  • 1 conference final
  • Playoff win-loss record (games): 52-64
  • Playoff win-loss record (series): 7-14
  • Playoff Game 7 Record: 1-4

The Age of McPhee (1997-1998 through 2012-2013):
  • 15 seasons
  • 6 coaches
  • 1,196 regular season games
  • Win-loss-T/OTL record of 575-458-163
  • 3,416 goals scored, 3,396 goals against (per game: 2.86 - 2.84)
  • 10 playoff appearances
  • 6 first round exits
  • 3 second round exits
  • 1 Stanley Cup final
  • Playoff win-loss record (games): 41-48 (correction: 44-52)
  • Playoff win-loss record (series): 6-10
  • Playoff Game 7 Record: 2-5

Thirty years of same.  It almost feels less like the era in which Dickens wrote, or even this one, and more like the Cretaceous period.  It makes one long for an asteroid to make an appearance.

(information obtained from, Washington Capitals 2012-2013 Media Guide)


foolsrushand.hannityin said...

In essence it's an ever-repeating loop of mediocrity. And we, as fans, are expected to "look on the bright side". Poile was actually more successful in some respects because the previous owner refused to keep his best players (Scott Stevens?).

It's time to send Ted & the players a message -

Play every minute of every game.

Play EVERY game in the playoffs as if it's game 1.

You must check and play defense or you sit.

The CAPS are your no. 1 priority.

If you can't comply get out.

Kirk said...

As long as there are fannies in the seats at Verizon Center during the regular season, owner Ted Leonsis has had little if any motivation to construct a team built for the playoffs. For too long the Caps--and their diehard fans--have been satisfied with Southeast Division Championship banners hanging from the rafters.

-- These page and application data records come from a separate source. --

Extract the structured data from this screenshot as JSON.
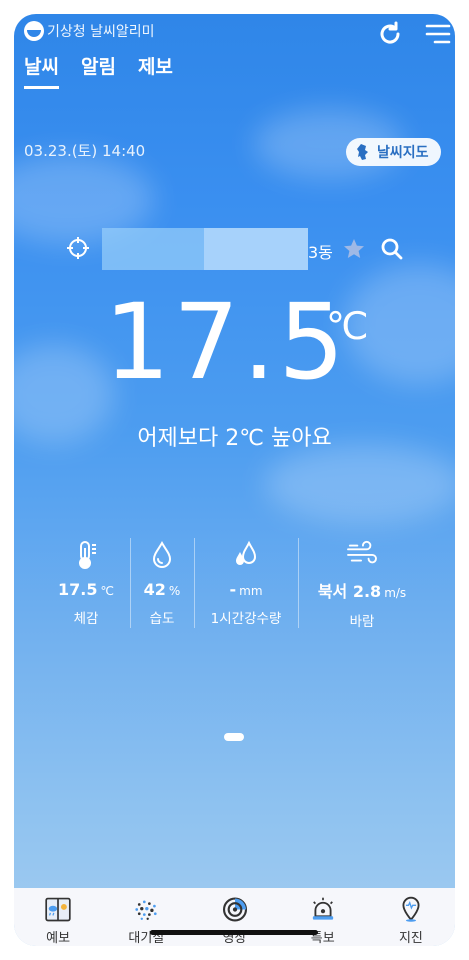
{
  "colors": {
    "sky_top": "#2f86e8",
    "sky_bottom": "#a3ccef",
    "accent": "#2a6fc2",
    "star": "#9fb9e6"
  },
  "header": {
    "brand": "기상청 날씨알리미",
    "refresh_icon": "refresh-icon",
    "menu_icon": "menu-icon"
  },
  "tabs": [
    {
      "label": "날씨",
      "active": true
    },
    {
      "label": "알림",
      "active": false
    },
    {
      "label": "제보",
      "active": false
    }
  ],
  "datetime": "03.23.(토) 14:40",
  "map_button": {
    "label": "날씨지도",
    "icon": "korea-map-icon"
  },
  "location": {
    "visible_suffix": "3동"
  },
  "current": {
    "temperature": "17.5",
    "unit": "℃",
    "comparison": "어제보다 2℃ 높아요"
  },
  "stats": [
    {
      "icon": "thermometer-icon",
      "value": "17.5",
      "unit": "℃",
      "label": "체감"
    },
    {
      "icon": "humidity-drop-icon",
      "value": "42",
      "unit": "%",
      "label": "습도"
    },
    {
      "icon": "rain-drops-icon",
      "value": "-",
      "unit": "mm",
      "label": "1시간강수량"
    },
    {
      "icon": "wind-icon",
      "value": "북서 2.8",
      "unit": "m/s",
      "label": "바람"
    }
  ],
  "bottom_nav": [
    {
      "label": "예보",
      "icon": "forecast-icon"
    },
    {
      "label": "대기질",
      "icon": "air-quality-icon"
    },
    {
      "label": "영상",
      "icon": "radar-icon"
    },
    {
      "label": "특보",
      "icon": "warning-siren-icon"
    },
    {
      "label": "지진",
      "icon": "earthquake-pin-icon"
    }
  ]
}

Beginning next season, however, the Caps will no longer be able to coast into the playoffs by playing an inordinate number of games against teams that barely qualify as NHL franchises. With this most recent early playoff exit and stiffer regulation season games looming, will Leonsis finally smell the coffee to make the changes necessary--from the front office to the players themselves--to shed the cloak of mediocrity once and for all?

"Wait until next year" has never had such a ring of truth and urgency as it does now.